Volunteering for international aid can be an incredibly rewarding and enriching experience, however it is important to recognise that international aid and development work is not without its risks. Workers and volunteers are often in vulnerable environments and landscapes where local health support and resources are limited. The temptation to put others first and work long hours (particularly during a disaster) is very easy to do, however it is crucial that you maintain good health and wellbeing including a good work life balance when working and volunteering abroad.

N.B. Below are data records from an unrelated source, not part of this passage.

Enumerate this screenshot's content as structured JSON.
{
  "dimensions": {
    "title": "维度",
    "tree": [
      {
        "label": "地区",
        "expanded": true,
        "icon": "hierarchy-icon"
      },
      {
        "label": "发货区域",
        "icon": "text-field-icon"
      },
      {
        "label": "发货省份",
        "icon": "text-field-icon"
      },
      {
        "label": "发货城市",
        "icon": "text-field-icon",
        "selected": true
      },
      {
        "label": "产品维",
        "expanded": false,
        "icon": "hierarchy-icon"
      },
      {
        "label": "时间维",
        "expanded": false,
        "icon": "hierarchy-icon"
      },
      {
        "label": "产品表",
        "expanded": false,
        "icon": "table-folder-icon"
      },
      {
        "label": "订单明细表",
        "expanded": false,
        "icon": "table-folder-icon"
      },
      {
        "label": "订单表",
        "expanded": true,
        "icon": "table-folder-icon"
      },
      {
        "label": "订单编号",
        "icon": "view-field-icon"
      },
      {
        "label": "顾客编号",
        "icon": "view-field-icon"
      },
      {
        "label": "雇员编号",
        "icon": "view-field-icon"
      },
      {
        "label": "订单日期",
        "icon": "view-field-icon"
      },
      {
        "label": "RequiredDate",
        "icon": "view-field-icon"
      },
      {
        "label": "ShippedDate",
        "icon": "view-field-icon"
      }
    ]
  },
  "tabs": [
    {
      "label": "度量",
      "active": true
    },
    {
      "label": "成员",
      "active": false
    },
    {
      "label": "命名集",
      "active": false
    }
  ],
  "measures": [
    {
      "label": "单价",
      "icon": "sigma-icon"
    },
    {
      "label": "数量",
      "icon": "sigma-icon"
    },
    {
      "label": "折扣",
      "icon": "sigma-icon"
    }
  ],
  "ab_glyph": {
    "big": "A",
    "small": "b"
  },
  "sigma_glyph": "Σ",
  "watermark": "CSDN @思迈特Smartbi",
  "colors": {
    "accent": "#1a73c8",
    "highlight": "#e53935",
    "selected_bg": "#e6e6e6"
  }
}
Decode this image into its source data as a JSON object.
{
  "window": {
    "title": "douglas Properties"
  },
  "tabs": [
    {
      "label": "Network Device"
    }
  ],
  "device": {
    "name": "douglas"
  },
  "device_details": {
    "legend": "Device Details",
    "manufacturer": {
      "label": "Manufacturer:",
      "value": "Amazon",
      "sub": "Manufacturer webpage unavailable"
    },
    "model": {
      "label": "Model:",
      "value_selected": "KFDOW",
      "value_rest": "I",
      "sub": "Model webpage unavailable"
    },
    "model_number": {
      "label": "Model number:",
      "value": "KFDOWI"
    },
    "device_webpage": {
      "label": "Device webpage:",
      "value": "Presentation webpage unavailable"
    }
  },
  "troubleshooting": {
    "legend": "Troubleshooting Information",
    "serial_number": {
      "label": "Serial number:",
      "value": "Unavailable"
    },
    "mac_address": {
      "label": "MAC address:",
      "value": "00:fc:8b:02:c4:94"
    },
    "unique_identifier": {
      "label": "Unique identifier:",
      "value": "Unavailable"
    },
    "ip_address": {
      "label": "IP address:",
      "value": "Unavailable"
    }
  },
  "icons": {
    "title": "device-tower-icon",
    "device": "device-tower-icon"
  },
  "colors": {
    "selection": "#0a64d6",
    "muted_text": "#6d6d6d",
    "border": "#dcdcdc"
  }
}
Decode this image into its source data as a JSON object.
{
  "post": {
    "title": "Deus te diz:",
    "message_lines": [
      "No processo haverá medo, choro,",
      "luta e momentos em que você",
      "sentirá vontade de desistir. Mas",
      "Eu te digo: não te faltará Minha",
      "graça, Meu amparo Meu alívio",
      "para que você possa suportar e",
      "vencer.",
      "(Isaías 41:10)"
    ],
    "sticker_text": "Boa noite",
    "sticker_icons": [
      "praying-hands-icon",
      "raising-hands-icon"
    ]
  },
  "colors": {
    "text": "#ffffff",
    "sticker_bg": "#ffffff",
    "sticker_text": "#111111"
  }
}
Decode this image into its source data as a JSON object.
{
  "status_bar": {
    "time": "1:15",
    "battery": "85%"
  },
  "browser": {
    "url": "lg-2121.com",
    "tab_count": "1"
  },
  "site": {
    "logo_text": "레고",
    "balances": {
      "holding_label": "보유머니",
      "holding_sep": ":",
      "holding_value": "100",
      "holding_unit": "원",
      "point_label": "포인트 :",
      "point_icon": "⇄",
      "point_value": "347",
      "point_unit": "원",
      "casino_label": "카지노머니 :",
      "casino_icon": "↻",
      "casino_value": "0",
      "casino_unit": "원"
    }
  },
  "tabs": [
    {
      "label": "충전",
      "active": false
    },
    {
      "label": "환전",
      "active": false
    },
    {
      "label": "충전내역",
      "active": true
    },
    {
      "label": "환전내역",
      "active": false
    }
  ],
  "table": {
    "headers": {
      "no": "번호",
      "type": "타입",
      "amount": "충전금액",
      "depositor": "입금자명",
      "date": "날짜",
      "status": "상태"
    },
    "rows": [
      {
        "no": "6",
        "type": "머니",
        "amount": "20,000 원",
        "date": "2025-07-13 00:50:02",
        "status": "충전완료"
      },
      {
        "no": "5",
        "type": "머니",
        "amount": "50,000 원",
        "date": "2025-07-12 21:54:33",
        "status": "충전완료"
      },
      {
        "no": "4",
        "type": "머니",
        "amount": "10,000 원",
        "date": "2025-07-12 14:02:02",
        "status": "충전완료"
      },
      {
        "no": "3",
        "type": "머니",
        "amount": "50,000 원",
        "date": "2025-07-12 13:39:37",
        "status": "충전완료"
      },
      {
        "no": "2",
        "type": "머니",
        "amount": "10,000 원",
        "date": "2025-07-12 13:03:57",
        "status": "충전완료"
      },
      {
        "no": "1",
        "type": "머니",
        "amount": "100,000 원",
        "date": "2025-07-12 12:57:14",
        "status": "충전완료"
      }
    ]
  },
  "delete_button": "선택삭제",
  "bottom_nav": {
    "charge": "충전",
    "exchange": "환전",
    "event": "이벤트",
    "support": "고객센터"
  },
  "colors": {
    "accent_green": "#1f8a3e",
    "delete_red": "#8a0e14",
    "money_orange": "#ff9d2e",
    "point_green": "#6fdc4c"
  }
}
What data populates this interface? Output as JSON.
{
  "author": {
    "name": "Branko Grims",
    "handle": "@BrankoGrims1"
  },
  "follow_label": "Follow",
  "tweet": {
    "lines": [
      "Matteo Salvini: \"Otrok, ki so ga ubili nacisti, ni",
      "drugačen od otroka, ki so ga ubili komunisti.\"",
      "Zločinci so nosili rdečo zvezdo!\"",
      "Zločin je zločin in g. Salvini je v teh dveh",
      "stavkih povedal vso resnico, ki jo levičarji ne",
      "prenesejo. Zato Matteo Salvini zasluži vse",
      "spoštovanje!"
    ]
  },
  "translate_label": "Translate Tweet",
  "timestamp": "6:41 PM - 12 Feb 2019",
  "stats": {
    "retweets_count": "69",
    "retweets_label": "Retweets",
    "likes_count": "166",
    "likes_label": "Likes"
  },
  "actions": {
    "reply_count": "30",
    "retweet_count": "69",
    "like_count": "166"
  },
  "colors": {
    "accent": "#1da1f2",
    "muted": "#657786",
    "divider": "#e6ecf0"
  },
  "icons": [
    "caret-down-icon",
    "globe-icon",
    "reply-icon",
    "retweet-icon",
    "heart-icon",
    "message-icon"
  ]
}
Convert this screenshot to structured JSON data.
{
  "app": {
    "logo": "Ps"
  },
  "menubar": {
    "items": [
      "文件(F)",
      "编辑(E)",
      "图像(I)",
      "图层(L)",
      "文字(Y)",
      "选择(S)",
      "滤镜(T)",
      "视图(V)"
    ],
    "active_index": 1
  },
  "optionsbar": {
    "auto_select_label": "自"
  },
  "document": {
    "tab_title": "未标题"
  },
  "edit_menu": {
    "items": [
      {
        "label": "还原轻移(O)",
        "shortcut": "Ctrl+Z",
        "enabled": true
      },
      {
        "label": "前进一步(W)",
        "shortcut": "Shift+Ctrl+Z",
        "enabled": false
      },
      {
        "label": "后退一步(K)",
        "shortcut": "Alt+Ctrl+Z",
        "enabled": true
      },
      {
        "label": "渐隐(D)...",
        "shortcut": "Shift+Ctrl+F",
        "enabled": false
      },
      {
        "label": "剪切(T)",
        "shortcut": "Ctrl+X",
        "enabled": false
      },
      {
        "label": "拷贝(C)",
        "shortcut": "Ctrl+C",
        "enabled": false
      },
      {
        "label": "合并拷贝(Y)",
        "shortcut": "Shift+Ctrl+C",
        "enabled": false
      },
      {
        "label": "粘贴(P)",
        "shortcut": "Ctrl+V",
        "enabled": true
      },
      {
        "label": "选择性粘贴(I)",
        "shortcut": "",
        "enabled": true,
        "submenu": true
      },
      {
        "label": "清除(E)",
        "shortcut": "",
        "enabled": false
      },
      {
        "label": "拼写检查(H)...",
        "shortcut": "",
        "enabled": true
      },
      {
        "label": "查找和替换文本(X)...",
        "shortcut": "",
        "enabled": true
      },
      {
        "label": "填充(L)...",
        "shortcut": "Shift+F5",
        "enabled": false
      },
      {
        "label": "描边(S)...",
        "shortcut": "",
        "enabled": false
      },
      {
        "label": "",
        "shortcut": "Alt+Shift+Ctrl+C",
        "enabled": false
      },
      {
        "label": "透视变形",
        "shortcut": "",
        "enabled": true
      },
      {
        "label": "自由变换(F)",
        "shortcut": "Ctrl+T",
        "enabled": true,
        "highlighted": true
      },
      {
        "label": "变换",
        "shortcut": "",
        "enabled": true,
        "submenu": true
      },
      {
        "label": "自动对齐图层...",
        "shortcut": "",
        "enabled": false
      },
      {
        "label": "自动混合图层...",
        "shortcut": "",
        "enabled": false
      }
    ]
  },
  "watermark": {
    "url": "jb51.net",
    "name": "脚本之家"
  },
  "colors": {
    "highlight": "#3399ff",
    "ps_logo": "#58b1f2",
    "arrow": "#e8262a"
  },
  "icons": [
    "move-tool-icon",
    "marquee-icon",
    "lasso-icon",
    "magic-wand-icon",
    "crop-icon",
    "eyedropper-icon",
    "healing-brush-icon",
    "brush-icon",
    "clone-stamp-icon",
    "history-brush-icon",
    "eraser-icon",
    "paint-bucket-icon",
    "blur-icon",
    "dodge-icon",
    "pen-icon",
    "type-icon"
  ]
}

Staff and volunteers should also uphold good health and safety practices at all times to help avoid preventable problems should they occur. Good health and safety helps to minimise the impact to personal, relief and project efforts. The following are important health and safety checks to minimise risk associated with humanitarian aid work.

Pre-departure

  • Review the Health, safety and security indicators outlined in Principle Seven of the People in Aid Code of Good Practice, www.peopleinaid.org.
  • Research your destination prior to departure. For country specific health and safety advice and to register your overseas plans online visit www.smartraveller.gov.au.
  • Are you emotionally ready for your deployment? Learn a range of stress and trauma management strategies. For more information regarding psychological issues relating to humanitarian aid work visit www.antaresfoundation.org
  • Ensure you have complied with your employers travel policy and administrative requirements.
  • Make sure your travel plans & contact details are known to your organisation & next of kin prior to departure.
  • Seek a travel health consultation with Travel Doctor-TMVC prior to departure as per company procedures. Contact 1300 658 844 to book your appointment.
  • Ensure your vaccines are up to date prior to departure. Ideally commence vaccinations 4-6 weeks prior to departure. But remember it is never too late to vaccinate. You can visit www.traveldoctor.com.au to see what you may require.
  • Make sure you have adequate supplies of your regular prescription medication and always carry your Travel Doctor-TMVC Travel Medicine Kit.
  • Ensure you receive health, safety and security briefing before departure. Be familiar with contingency plans and evacuations procedures before arriving.
  • Ensure you have travel insurance and that you are familiar with the medical support and emergency contact details.
  • Check the local health care facilitates. Your destination will most likely have limited health care facilities, ensure you check where your closest medical facilities are prior to departure.
  • Make sure your passport is valid at least six month past your expected return date and ensure any relevant visas have been obtained. Carry additional copies of your passport photo page in case you need a replacement while overseas.

Post deployment

  • Ensure you receive a debriefing or exit interview with your employer at the end of your deployment. Health checks, personal counselling and careers advice should be made available to you.
  • International aid work is stressful. Request EAP support from HR or your manager should you experience any difficulties. The transition back home can be just as difficult as your time abroad. Allow time to adjust.
  • If you are sick or injured while overseas, you may need an appointment with Travel Doctor-TMVC upon return. Remember that some infections such as malaria can appear several months after exposure!